Alex's echolalia works like this. "Daddy doesn't understand what you want." He'll reply, "Want." He repeats the last word he's heard, if he's not understanding what you are saying. It can be like the old Who's on First  routine by Abbott and Costello.

This image is in the public domain.  

I've had to really open up my senses and put myself in Alex shoes to figure out what is bothering him. It can be as simple as closing my eyes so I can better focus on the sounds around me. (Loud fans or 'unexpected air-conditioning' can throw him off.) Look at the area around him and really take in the view. Did he see an dog nearby? (Animals larger than a cat scare him. Dogs really freak him out. I'll have to write about our trip to the fair, where he saw his first horse.) It may sound New Age-y but I really need to focus on my surrounding to anticipate if something might trigger Alex to have a melt-down. Then energy spent doing that is far less than the energy it takes to get him re-regulated.

I recently did some work in my basement. I had to turn the power off to the lights as I was replacing a fixture. I heard Alex come down the stairs. He's not a fan of the dark but can manage. I shined the light to give him a clear view of where to walk to come over to me. He stood and watched what I was doing. I continued to work. (He's fascinated with watching me work on projects and how I use tools.) I worked for about 15 minutes and then I heard him cry, quietly. I looked up and he was wiping tears from his eyes. I asked him what was wrong. He shook his head No. Hmmmm. It took a bit but I reasoned that he was bored but was afraid to leave because he couldn't walk through the dark to get back to the stairs. I apologized profusely and took him by the hand and walked upstairs with him. Then he was fine.
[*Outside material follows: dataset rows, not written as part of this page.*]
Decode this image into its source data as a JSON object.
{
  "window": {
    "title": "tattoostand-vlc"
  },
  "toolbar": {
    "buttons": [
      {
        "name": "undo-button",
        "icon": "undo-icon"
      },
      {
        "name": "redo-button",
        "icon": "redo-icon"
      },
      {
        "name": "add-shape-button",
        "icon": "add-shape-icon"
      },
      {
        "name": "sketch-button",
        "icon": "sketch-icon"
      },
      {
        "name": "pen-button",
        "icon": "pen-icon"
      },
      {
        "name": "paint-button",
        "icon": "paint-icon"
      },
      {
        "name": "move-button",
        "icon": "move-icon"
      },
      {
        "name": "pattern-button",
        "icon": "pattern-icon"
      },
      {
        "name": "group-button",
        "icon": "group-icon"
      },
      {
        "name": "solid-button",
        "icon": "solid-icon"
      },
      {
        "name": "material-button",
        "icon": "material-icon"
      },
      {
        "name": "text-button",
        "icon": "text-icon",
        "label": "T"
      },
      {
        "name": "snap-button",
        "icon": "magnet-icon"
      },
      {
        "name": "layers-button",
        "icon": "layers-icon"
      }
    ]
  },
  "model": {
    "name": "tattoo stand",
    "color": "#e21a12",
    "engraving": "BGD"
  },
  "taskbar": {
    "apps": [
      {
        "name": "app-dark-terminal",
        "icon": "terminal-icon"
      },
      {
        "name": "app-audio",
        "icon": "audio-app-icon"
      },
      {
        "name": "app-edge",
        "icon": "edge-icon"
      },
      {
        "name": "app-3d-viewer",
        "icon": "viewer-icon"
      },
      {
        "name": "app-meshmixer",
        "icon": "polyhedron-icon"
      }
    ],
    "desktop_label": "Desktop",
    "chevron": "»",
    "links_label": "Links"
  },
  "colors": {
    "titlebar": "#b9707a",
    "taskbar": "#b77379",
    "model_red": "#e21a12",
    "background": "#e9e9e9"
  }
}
This past weekend, he asked me, "I want more happy please." and he held out his hand. It's times like this that are truly wonderful. He invites me in to help me understand what he is looking for. He led me to the couch and sat down. I paused and thought about this scene. He wasn't upset, he just sat down... hmmm. I asked him "Do you want to hang out with your Daddy?" He nodded. All he wanted was to sit on the couch, watch TV and cuddle with Dad.

I treasure these moments because they won't last forever.